Image Credit: Natanael Ginting – www.freepik.com
By Team MEB
Yemen spiraled into a state of civil war in 2014 when the Houthi insurgents- a Shiite movement with links to Iran and a history of rising up against the Sunni government- took control of Yemen’s capital and largest city, Sana’a, demanding lower fuel prices and a new government. Following failed negotiations, the Houthis took over the presidential palace in 2015 leading to president Abd-Rabbuh Mansour Hadi resigning and going to exile in Saudi Arabia. The Iran-backed Houthi takeover of Sana’a was deemed as a security and strategic threat by Saudi Arabia prompting an intervention by a Saudi led coalition, effectively turning the civil war into a proxy war between Saudi Arabia, the Gulf states, and Iran. In its seventh year now, the war has made Yemen the world’s worst humanitarian crisis.
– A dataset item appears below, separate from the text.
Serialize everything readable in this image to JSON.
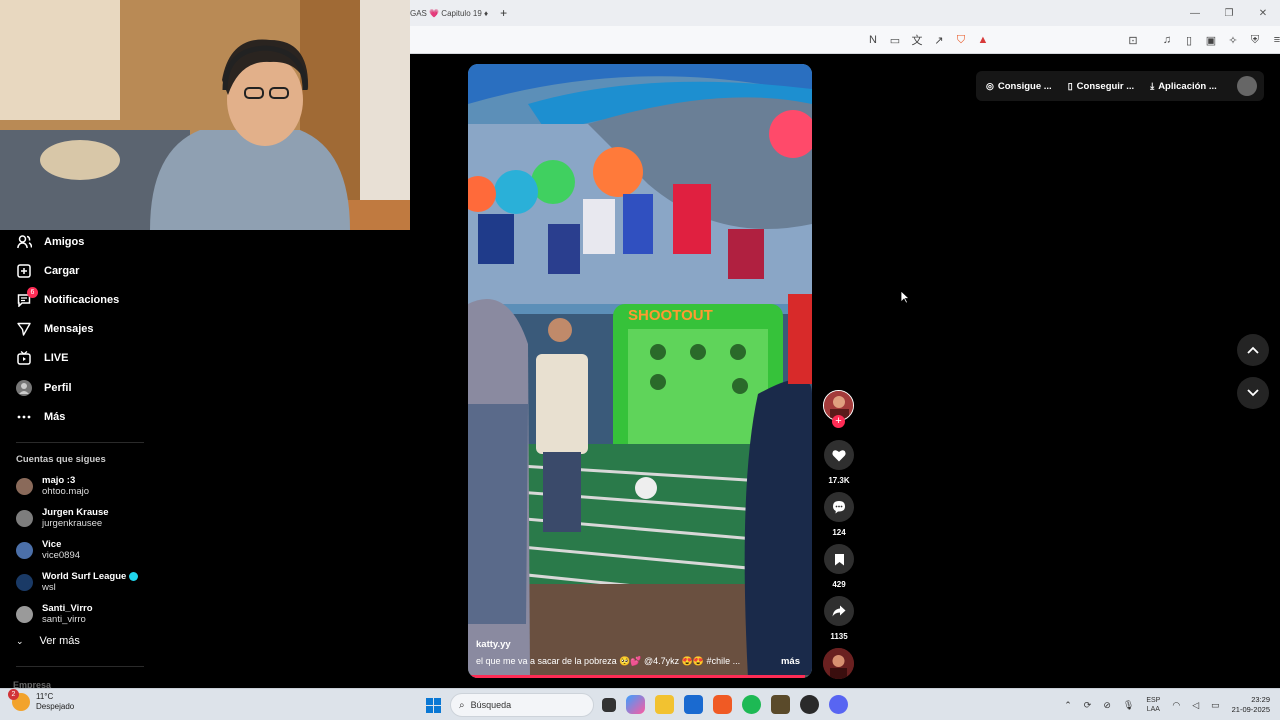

With all the previous ceasefires being ineffective, Yemen has witnessed continuous conflict, blocking of ports including Hodeida, and shortages of food and water. A national truce ahead of peace talks in April 2016 was violated almost immediately, and the 2018 Stockholm agreement to cease hostilities around the Hodeida port -a lifeline for the Arab world’s poorest country- was also largely ignored. This makes the current truce which was brokered by the United Nations in April 2022 at the peace talks hosted by Riyadh and has recently been extended by the warring parties, the longest-lasting ceasefire in Yemen’s seven-year war.
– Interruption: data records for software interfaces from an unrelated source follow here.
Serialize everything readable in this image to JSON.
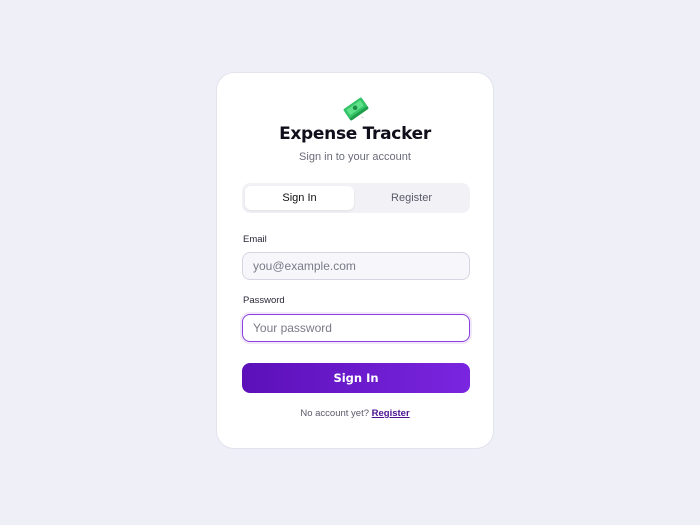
{
  "app": {
    "title": "Expense Tracker",
    "subtitle": "Sign in to your account",
    "logo_icon": "money-icon"
  },
  "tabs": [
    {
      "label": "Sign In",
      "active": true
    },
    {
      "label": "Register",
      "active": false
    }
  ],
  "form": {
    "email_label": "Email",
    "email_value": "",
    "email_placeholder": "you@example.com",
    "password_label": "Password",
    "password_value": "",
    "password_placeholder": "Your password",
    "submit_label": "Sign In"
  },
  "footer": {
    "prompt": "No account yet?",
    "link": "Register"
  },
  "colors": {
    "accent": "#7a25e0",
    "accent_dark": "#5b10b8",
    "background": "#efeff7"
  }
}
Following the truce, there has been a significant reduction in civilian casualties and no confirmed air strikes or cross-border attacks. After a six-year closure, there has also been a renewal of commercial flights from Sana’a airport to Jordan and Egypt and a steady flow of fuel from the Hodeida port. Russia’s invasion of Ukraine and the disruption of global food and energy supplies can be seen as a major factor behind the current truce. The prolonged hostilities in Ukraine and the stalemate in on-ground fighting in Yemen are creating a greater urgency to end the Yemen war. The Houthis’ progress has significantly been hampered by their losses in the battles of Shabwa and Marib- the former being an oil-rich governorate in Southern Yemen that pro-government forces managed to seize earlier this year and the latter being the region whose capital city holds the government’s last northern stronghold towards which Houthi advances have persistently failed- this means that with financial losses and disrupted supplies maintaining the truce is the most feasible path for the Houthis and the coalition alike.
Given Yemen’s history of failed ceasefires, there have been questions regarding how sustainable this truce is. While there has been no major fighting, the UN has still continued to receive reports of alleged violations from both parties including shelling, drone attacks, reconnaissance overflights, and the redeployment of forces. On the other hand, Yemen’s exiled president, AbdRabbuh Mansour Hadi has stepped down from his position and passed on power to a presidential council. The council will run the government and lead all conflict resolution efforts including talks with Houthi rebels in the ‘transitional period’ of the country. With prisoner swapping also on the table, these actions can be seen as effective confidence-building measures towards a peace process. With the ceasefire in place, it’s also easier for humanitarian aid to get to Yemen, and UAE and Saudi Arabia have promised a new financial aid package of $3 billion. Out of this, $2 billion will be injected into the Central Bank of Yemen, while the rest will be used for developmental projects. The Saudi crown prince has even met with the new presidential council’s members. All these measures can be seen as a ray of hope for many people. Moreover, with the Hodeida port fully operational now there’s a steady delivery of fuel which has taken the pressure off vital services, significantly decreased queues at petrol stations that dominated Sana’a’s streets, and has allowed Yemenis to travel more easily throughout the country.
However, for many people the truce hasn’t changed much, Yemen’s humanitarian crisis remains as severe today as it was before the truce. Yemenis are being squeezed by soaring food prices stemming from Russia’s war in Ukraine, and currency depreciation has made the situation worse, while huge gaps persist in services such as water, health, and education. More than four million Yemenis have been uprooted, including over 7,000 who fled in the past two months. With the opening of roads to Taiz and other governates being an outstanding issue still, the majority of internally displaced civilians aren’t able to return to their homes.
With this truce being the longest in Yemen’s seven-year war and a move toward negotiations, this can be seen as a positive step forward however effective change still depends on the peace talks. Yemen can finally move towards socio-economic and political stability if both sides are able to successfully carry on the peace process.